## EXERCISE INSTRUCTIONS
Below are some records. Copy every line in them that holds "bienvenido".

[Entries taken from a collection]
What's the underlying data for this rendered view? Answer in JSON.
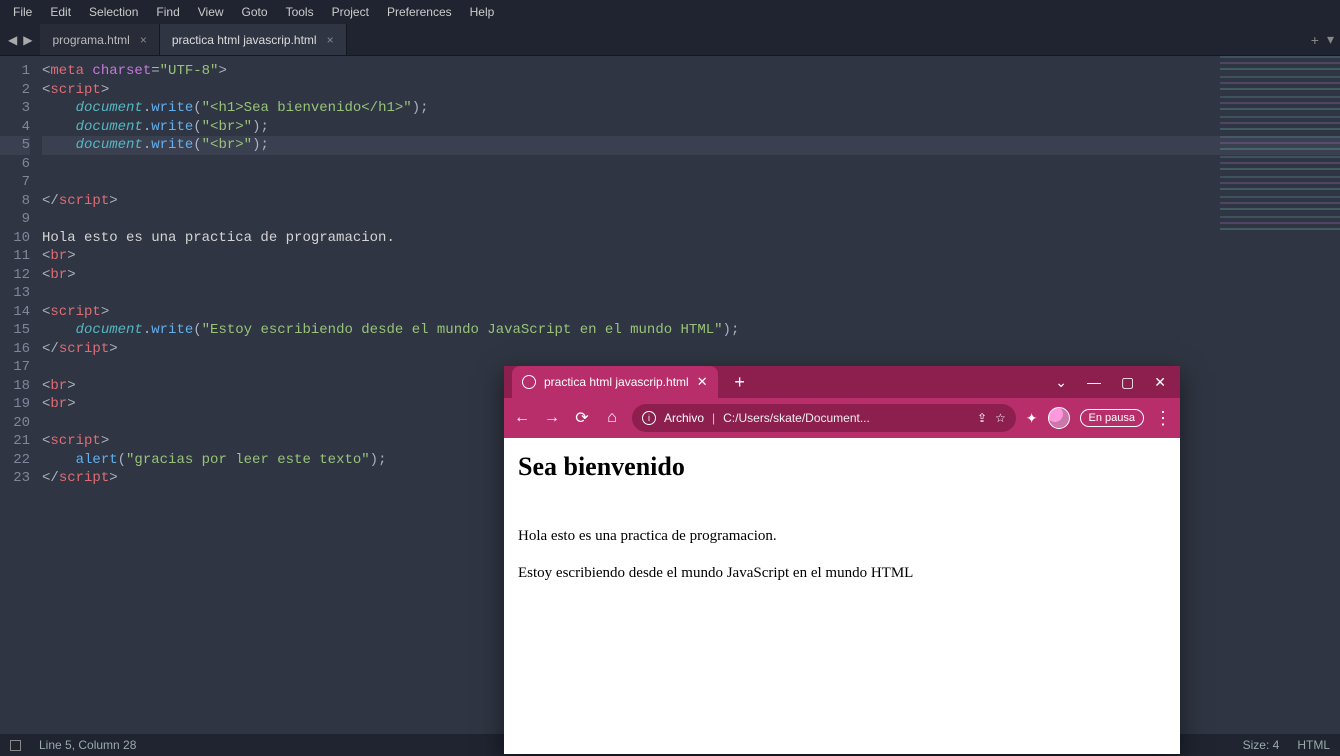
{
  "menu": [
    "File",
    "Edit",
    "Selection",
    "Find",
    "View",
    "Goto",
    "Tools",
    "Project",
    "Preferences",
    "Help"
  ],
  "tabs": [
    {
      "label": "programa.html",
      "active": false
    },
    {
      "label": "practica html javascrip.html",
      "active": true
    }
  ],
  "tab_controls": {
    "new_tab": "+",
    "dropdown": "▾"
  },
  "history_icons": {
    "back": "◀",
    "fwd": "▶"
  },
  "gutter": [
    "1",
    "2",
    "3",
    "4",
    "5",
    "6",
    "7",
    "8",
    "9",
    "10",
    "11",
    "12",
    "13",
    "14",
    "15",
    "16",
    "17",
    "18",
    "19",
    "20",
    "21",
    "22",
    "23"
  ],
  "highlight_line": 5,
  "code": {
    "l1": {
      "a": "<",
      "b": "meta",
      "c": " ",
      "d": "charset",
      "e": "=",
      "f": "\"UTF-8\"",
      "g": ">"
    },
    "l2": {
      "a": "<",
      "b": "script",
      "c": ">"
    },
    "l3": {
      "ind": "    ",
      "obj": "document",
      "dot": ".",
      "fn": "write",
      "op": "(",
      "str": "\"<h1>Sea bienvenido</h1>\"",
      "cl": ");"
    },
    "l4": {
      "ind": "    ",
      "obj": "document",
      "dot": ".",
      "fn": "write",
      "op": "(",
      "str": "\"<br>\"",
      "cl": ");"
    },
    "l5": {
      "ind": "    ",
      "obj": "document",
      "dot": ".",
      "fn": "write",
      "op": "(",
      "str": "\"<br>\"",
      "cl": ");"
    },
    "l8": {
      "a": "</",
      "b": "script",
      "c": ">"
    },
    "l10": "Hola esto es una practica de programacion.",
    "l11": {
      "a": "<",
      "b": "br",
      "c": ">"
    },
    "l12": {
      "a": "<",
      "b": "br",
      "c": ">"
    },
    "l14": {
      "a": "<",
      "b": "script",
      "c": ">"
    },
    "l15": {
      "ind": "    ",
      "obj": "document",
      "dot": ".",
      "fn": "write",
      "op": "(",
      "str": "\"Estoy escribiendo desde el mundo JavaScript en el mundo HTML\"",
      "cl": ");"
    },
    "l16": {
      "a": "</",
      "b": "script",
      "c": ">"
    },
    "l18": {
      "a": "<",
      "b": "br",
      "c": ">"
    },
    "l19": {
      "a": "<",
      "b": "br",
      "c": ">"
    },
    "l21": {
      "a": "<",
      "b": "script",
      "c": ">"
    },
    "l22": {
      "ind": "    ",
      "fn": "alert",
      "op": "(",
      "str": "\"gracias por leer este texto\"",
      "cl": ");"
    },
    "l23": {
      "a": "</",
      "b": "script",
      "c": ">"
    }
  },
  "status": {
    "left": "Line 5, Column 28",
    "right_size": "Size: 4",
    "right_lang": "HTML"
  },
  "browser": {
    "tab_label": "practica html javascrip.html",
    "new_tab": "+",
    "win": {
      "drop": "⌄",
      "min": "—",
      "max": "▢",
      "close": "✕"
    },
    "nav": {
      "back": "←",
      "fwd": "→",
      "reload": "⟳",
      "home": "⌂"
    },
    "addr_prefix": "Archivo",
    "url": "C:/Users/skate/Document...",
    "share_icon": "⇪",
    "star_icon": "☆",
    "ext_icon": "✦",
    "pause_label": "En pausa",
    "kebab": "⋮",
    "page": {
      "h1": "Sea bienvenido",
      "p1": "Hola esto es una practica de programacion.",
      "p2": "Estoy escribiendo desde el mundo JavaScript en el mundo HTML"
    }
  }
}
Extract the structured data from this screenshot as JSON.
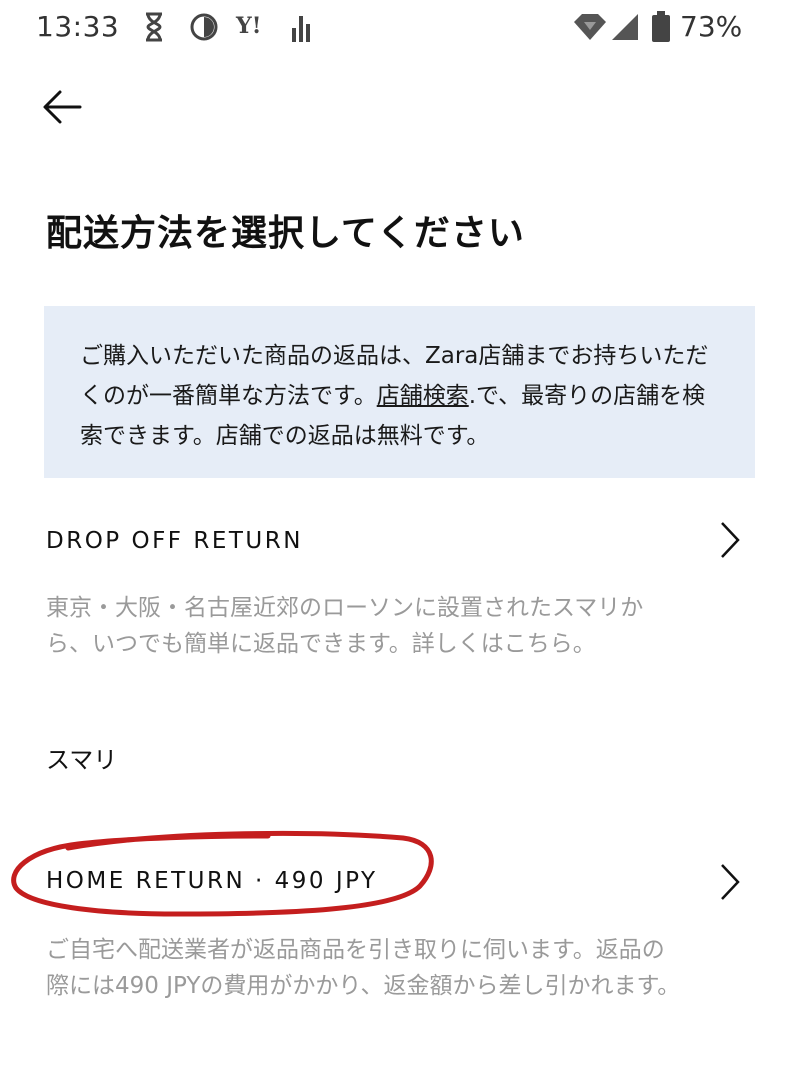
{
  "status_bar": {
    "time": "13:33",
    "yahoo_icon_text": "Y!",
    "battery_percent": "73%",
    "icons": [
      "hourglass-icon",
      "dnd-icon",
      "yahoo-icon",
      "signal-bars-icon",
      "wifi-icon",
      "cell-signal-icon",
      "battery-icon"
    ]
  },
  "header": {
    "title": "配送方法を選択してください"
  },
  "info": {
    "text_before_link": "ご購入いただいた商品の返品は、Zara店舗までお持ちいただくのが一番簡単な方法です。",
    "link_text": "店舗検索",
    "text_after_link": ".で、最寄りの店舗を検索できます。店舗での返品は無料です。"
  },
  "options": [
    {
      "title": "DROP OFF RETURN",
      "description": "東京・大阪・名古屋近郊のローソンに設置されたスマリから、いつでも簡単に返品できます。詳しくはこちら。",
      "extra_label": "スマリ"
    },
    {
      "title": "HOME RETURN · 490 JPY",
      "description": "ご自宅へ配送業者が返品商品を引き取りに伺います。返品の際には490 JPYの費用がかかり、返金額から差し引かれます。"
    }
  ],
  "colors": {
    "info_bg": "#e6edf7",
    "annotation": "#c41e1e",
    "muted_text": "#9a9a9a"
  }
}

## RESULT OF THE TASK
      "str": "\"<h1>Sea bienvenido</h1>\"",
      "h1": "Sea bienvenido",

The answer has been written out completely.